Matt Cao
Ranch Hand

Joined: Apr 03, 2003
Posts: 715
Originally posted by Kelvin Hung:

Look at this experience as the chance to "learn" how to find a job. Everyone, sooner or later, will face unemployment in their lives.

Hi,
Not everyone, only some people, I never have true unemployment by definition most of the times are I set my goals to my superiors, if I cannot measure up, I will resign. But in the end because of my honesty/integrity, the companies usually torn up resignation letters and gave me the laid-off paperworks to sign in such way I could collect unemployment benefits. They alway throw me a farewell party even the company presidents gave me their business cards.


I can't affort to take a class because I have no income now.
Although I am still looking, I feel that my chances are higher and I learn a lot more than before.

Did you know you can take class while you are unemployed and make the government paid for it as long as the courses not gearing toward higher echolons such as you are undergrad trying to take courses for grad? Find out from any public the schools, they should know it.

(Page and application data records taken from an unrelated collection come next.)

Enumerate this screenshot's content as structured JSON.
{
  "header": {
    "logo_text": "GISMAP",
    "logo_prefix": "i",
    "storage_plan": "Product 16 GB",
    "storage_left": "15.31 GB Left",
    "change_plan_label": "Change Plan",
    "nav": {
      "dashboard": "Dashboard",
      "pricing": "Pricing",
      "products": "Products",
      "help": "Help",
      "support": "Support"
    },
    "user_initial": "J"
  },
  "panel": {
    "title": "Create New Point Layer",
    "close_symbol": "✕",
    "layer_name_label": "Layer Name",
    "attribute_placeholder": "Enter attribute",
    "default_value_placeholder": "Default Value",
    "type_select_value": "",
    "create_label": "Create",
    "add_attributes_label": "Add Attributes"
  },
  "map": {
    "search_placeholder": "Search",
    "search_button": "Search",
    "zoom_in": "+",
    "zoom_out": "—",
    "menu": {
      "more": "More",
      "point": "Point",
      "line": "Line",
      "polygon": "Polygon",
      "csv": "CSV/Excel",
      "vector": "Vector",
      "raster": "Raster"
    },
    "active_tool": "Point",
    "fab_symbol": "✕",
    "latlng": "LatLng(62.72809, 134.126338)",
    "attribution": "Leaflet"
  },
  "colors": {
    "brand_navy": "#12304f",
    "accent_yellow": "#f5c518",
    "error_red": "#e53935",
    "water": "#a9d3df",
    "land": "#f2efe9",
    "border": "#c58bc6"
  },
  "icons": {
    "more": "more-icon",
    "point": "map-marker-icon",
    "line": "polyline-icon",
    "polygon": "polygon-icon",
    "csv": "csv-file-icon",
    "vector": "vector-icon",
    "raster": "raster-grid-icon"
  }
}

Highly Recommended
==================
Turn in the resume in person. I did that again today. I talked to the reception nicely and she let me talk to someone in the company. He gladly took my resume and he said not many people came to their company in person. We had a very nice conversation. So my resume passes hundreds of other email resumes and is being forward to the hiring manager. He also called me to ask more details after he looked over my resume.
Just remember to ask for the name of that person so that you can send a thank-you email afterward.

It is great if you are live within the perimeter. I am used to advice folks this way too. Until, I face the situation of security fortress companies.
Regards,
MCao
Kelvin Hung
Greenhorn

Joined: Jan 15, 2004
Posts: 29
Hello,
Originally posted by Matt Cao:

true unemployment by definition

I think there are two main reasons you seek a job: unemployed (layoff or resign) or you want a different job while you are working. So I think I should say people need to seek new jobs sooner or later in their lives.

Originally posted by Matt Cao:

It is great if you are live within the perimeter. I am used to advice folks this way too. Until, I face the situation of security fortress companies.

That's true. In that case, I would mail a hard copy to the company.
Kelvin
Jason Cox
Ranch Hand

Joined: Jan 21, 2004
Posts: 287
Originally posted by Jeroen Wenting:
don't spend your days hunting for jobs on the web
Not quite correct. The job I landed in the end I applied early in the morning (showing I'm an early riser), got a call for an interview in the afternoon with the interview taking place 3 days later. Second interview was the week after during which I got offered the job after 10 minutes...

But did you apply during business hours? I think that's the key. I tend to focus more on nighttime activities since I'm not much of a morning person. I don't even want to reveal my daily coffee intake.
That said, it's not that applying on-line during the day is worthless. I know I wasn't out EVERY day. Gas does cost money after all.
On the other hand, you are more likely to get results by applying late at night or early in the morning. Send a resume at 2pm is likely to get it buried before a recruiter ever looks at it. Most of the ones I talk to only review resumes when they get to work in the morning.
Although one does have to ask if they want a lazy recruiter looking for a job on your behalf, but that's worthy of an entirely different topic.
 
I agree. Here's the link: http://aspose.com/file-tools
 
subject: Creative / Useful Ways to Find Jobs?